The Rappahannock County Planning Commission last Wednesday unanimously voted to recommend approval of AT&T’s application for the first of five proposed cell towers in the county.
The matter will come before the board of supervisors for a final vote at its Jan. 3 meeting.
The vote Wednesday night came after roughly half of the two dozen citizens attending the meeting had spoken. They were evenly divided between those who urged the commission to approve the application and those who thought it should seek alternatives.
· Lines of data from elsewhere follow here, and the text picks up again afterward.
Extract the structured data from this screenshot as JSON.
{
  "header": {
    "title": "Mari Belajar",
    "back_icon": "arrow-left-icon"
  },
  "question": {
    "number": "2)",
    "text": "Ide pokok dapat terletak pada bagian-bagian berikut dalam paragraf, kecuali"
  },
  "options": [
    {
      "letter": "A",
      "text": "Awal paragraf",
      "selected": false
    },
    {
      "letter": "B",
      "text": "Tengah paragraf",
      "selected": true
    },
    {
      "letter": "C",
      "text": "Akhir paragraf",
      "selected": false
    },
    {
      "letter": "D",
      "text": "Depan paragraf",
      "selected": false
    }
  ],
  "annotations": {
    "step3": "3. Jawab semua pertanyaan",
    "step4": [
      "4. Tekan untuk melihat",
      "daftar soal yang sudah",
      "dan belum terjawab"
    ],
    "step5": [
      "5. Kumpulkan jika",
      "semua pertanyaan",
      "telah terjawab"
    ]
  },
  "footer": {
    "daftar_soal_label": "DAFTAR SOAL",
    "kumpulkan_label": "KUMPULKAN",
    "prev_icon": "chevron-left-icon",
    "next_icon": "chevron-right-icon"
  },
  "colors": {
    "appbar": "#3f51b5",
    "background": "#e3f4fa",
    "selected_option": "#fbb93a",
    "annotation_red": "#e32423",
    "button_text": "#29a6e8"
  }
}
The vote allowed the cell provider to move forward on its plans to erect a 199-foot monopole near U.S. 522 in Boston.
The commission expects to consider in January and February AT&T’s applications to extend two existing Sprint towers in Ben Venue and Amissville, and to build two more new towers in Sperryville and at the high school.
The commissioners listened as six audience members spoke in favor of the tower, and another six urged them to reject or delay the application.
There were concerns on both sides about safety — those in favor of more cell coverage citing incidents where emergency calls could not be made, those opposed citing the rising percentage of serious traffic accidents caused by drivers talking or texting behind the wheel.
The issue most discussed, by those in the audience as well as the commissioners, was whether 199-foot monopoles — which is what AT&T proposes to build or extend existing towers to — are compatible with a comprehensive zoning plan that emphasizes scenic value and the county’s “viewshed” as assets to be protected.
“There are alternatives to 199-foot towers,” said Monica Worth, a Rappahannock League for Environmental Protection member and former president of the group, after current president Rick Kohler had read aloud the resolution the group passed earlier in the week opposing the tower on the grounds that it violated the intent and terms of the comprehensive plan.
“We are calling for the county to have a plan and a policy for the best possible coverage for the whole county,” she said later. “We are not opposed to cell coverage per se. We are asking the commissioners to consider this application, and the ones to follow, in light of such a policy.”
Both Worth and Don Loock, local conservation officer for the Piedmont Environmental Council, cited such policies in other jurisdictions, including Albemarle County, which would make it easier for cell companies to gain approval of more numerous but less tall transmission towers.
Ron Frazier, the board of supervisors’ representative to the planning commission, and County Administrator John W. McCarthy, both spoke after the public-comment portion of the meeting about the essential differences between Rappahannock and a county such as Albemarle, which has 10 times the population of 7,000-person Rappahannock, and is crossed by both I-64 and U.S. 29.
“Albemarle’s population per square mile is pushing 120, while Rappahannock’s is sixth-lowest in the state, at 26,” McCarthy said.
“And unlike most other counties, where there’s a county seat that has a high population concentration,” he said, “Rappahannock is also way more spread out. In our case, we have 195 people in Washington, and that’s if no one’s been taken off to the hospital tonight.”
The prime issue remained the tower’s height, and its relative affront to scenic values — and some complained that the planning commission had not asked AT&T to consider any alternative to the 199-foot tower in Boston.
“We asked them last month to come back this month with a report on how lowering the tower to 175 would affect their coverage,” McCarthy said in response to one such complain. (AT&T’s report was that the lower height would mean dead zones between the Boston tower and an existing tower near the Culpeper County landfill, and the tower it plans to erect in Sperryville.
To those who suggested the county make counter-proposals to AT&T — and future cell providers — McCarthy pointed out that it has, in effect, been doing that ever since it forced Sprint a decade ago to alter its plans for 199-foot towers and instead put up shorter towers.
“Saying we want smaller towers is what we’ve been saying for 10 years,” he said. “And no one’s taken us up on it.
“This is a risk,” he said just before the commissioners’ roll-call vote to pass the proposal on to the supervisors with a recommendation it be approved. “But it’s one we should make based on experience, rather than ambitions or ideals.”